gardens of one’s childhood always remain in memory as happy places. They
are not perfectly manicured trophy gardens of exotic flowers nor architectural
masterpieces. The gardens of one’s childhood are fleeting images of sunny
times with loving parents or grandparents or neighbors.
Memories return of mothers picking, arranging
or enjoying the beauty of flowers. These memories are often closely intertwined
with our current love of gardening.
The gardens of my childhood had woods with violets
for picking and bringing home.Sometimes there were vegetables, particularly
huge, seedy cucumbers which were scorned, and preserved tomatoes that exploded
in the cellar artistically spattering the ceiling with red.
In the rose bed, the gardener unknowingly weeded
out my marigolds seedlings when I was six years old. The most vigorous
rose, a climbing red one, came from a cutting given by a neighbor who always
had a box of chocolates handy for visiting children.
There were old purple-pink irises that faithfully
flowered each year, clones of which still do in my garden. The aguga and
lily-of-the-valley pips I took to my house have become broad swaths of
bloom that slowly move each year towards the southern sun.
The gardens of childhood live on in the plants
I brought when I was landscaping my own house, many from cousins and friends
as well. They are old varieties, valued for longevity and resilience, and
while not as fancy as newer hybrids, they return faithfully each year.
When each of my children started their own homes,
I gave them some of my favorite plants.

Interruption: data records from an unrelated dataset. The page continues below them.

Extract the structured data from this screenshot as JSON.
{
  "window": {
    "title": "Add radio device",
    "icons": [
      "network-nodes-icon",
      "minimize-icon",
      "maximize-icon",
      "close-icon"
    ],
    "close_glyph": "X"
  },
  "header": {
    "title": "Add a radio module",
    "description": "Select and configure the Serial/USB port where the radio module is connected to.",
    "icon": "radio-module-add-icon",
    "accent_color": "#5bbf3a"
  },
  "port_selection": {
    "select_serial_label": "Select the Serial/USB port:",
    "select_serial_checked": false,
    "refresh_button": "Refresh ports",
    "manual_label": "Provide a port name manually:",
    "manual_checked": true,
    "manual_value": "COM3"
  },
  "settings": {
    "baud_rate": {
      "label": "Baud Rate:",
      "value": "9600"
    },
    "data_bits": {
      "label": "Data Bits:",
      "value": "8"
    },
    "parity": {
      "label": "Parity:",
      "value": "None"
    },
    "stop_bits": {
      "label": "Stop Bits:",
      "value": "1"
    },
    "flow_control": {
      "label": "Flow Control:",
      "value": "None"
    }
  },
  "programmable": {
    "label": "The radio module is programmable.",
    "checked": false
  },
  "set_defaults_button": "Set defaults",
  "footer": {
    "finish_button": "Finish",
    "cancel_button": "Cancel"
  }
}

Gifted plants are the best kind,
not only because of their vigor, but because they come with memories.
The garden I make today will become the garden
of my grandchildren’s childhood. When they visit and pick the lily-of-the-valley,
or climb the trees, or harvest a vegetable, they will remember. The garden
of their childhood will be that special place where someone loved them